The District Court held a preliminary injunction would serve the public interest of patient health and safety, and rejected the government’s argument that unaborted children of women who seek but cannot access abortion will have poorer school records, and more behavioral and social issues.

As the court writes, “But ‘[u]sing abortion to promote eugenic goals is morally and prudentially debatable’ … Though eugenics were once fashionable in the Commanding Heights and High Court, they hold less purchase after the conflict, carnage, and casualties of the last century revealed the bloody consequences of Social Darwinism practiced by would-be Übermenschen.”

We are grateful that the Northern District of Texas has protected American women and girls against these dangerous drugs, and finally held the FDA accountable for its lawless actions over so many years.

“Americans United for Life applauds the District Court for recognizing that the FDA unlawfully approved chemical abortion drugs,” said Steven H. Aden, AUL Chief Legal Office & General Counsel,“The preliminary injunction safeguards patient health and safety, protecting women and girls from the risks of chemical abortion drugs.”

“This is a great victory for the health and safety of women and girls across America,” states Carolyn McDonnell, AUL Litigation Counsel. “By subverting safeguards for new drug approvals, the FDA capitulated to big abortion interests and endangered patient welfare.”

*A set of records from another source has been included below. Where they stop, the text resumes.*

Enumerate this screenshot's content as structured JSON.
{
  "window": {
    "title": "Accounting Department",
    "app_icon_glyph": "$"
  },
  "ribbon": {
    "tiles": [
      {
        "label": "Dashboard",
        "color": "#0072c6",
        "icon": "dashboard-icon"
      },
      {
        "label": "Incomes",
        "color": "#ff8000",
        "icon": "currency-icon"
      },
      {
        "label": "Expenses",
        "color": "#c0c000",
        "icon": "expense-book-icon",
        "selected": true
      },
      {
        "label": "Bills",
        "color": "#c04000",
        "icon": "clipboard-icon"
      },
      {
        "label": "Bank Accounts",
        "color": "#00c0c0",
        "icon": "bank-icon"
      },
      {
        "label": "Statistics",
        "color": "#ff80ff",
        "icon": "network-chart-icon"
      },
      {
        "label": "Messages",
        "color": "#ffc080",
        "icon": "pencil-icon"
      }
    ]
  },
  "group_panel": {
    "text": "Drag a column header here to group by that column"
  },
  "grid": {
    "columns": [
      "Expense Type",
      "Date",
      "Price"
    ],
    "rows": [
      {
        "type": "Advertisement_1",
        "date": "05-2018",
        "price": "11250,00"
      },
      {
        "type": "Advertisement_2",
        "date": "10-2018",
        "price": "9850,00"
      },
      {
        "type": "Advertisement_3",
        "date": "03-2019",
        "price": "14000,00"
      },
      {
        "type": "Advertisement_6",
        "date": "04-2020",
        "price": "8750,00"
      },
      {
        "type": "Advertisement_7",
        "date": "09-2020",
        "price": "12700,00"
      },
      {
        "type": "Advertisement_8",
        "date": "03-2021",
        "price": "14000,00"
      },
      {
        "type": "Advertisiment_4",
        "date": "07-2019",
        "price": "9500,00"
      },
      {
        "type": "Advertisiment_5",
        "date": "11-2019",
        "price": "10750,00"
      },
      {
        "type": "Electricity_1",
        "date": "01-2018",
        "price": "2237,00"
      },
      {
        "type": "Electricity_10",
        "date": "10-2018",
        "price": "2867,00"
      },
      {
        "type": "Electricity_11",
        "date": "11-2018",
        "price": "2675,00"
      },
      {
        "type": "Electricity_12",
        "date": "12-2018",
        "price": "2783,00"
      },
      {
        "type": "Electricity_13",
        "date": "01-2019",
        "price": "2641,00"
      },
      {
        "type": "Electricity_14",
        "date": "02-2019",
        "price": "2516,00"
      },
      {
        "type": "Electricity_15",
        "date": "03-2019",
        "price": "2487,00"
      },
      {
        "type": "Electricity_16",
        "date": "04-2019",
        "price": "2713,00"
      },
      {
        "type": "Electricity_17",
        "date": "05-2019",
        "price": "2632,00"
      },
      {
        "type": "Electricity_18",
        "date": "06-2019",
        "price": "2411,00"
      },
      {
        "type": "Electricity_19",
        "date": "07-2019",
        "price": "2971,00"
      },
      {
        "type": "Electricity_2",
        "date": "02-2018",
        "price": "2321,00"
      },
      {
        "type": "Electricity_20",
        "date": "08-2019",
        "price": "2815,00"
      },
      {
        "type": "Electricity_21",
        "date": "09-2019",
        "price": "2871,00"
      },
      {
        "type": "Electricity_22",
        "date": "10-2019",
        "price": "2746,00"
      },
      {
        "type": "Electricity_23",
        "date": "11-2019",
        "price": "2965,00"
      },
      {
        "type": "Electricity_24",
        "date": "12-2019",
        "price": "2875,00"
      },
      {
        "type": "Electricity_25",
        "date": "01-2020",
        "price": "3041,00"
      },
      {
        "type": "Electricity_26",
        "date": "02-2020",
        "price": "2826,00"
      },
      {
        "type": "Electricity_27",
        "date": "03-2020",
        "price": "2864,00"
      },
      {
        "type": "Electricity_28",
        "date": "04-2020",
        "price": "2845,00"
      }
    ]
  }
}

“The FDA did not rely upon sufficient medical data when approving chemical abortion drugs and had absolutely no data on the drugs’ effect on adolescents,” explains Danielle Pimentel, AUL Policy Counsel. “By blocking these reckless actions, the District Court is safeguarding the health and safety of women and girls seeking chemical abortions across America.”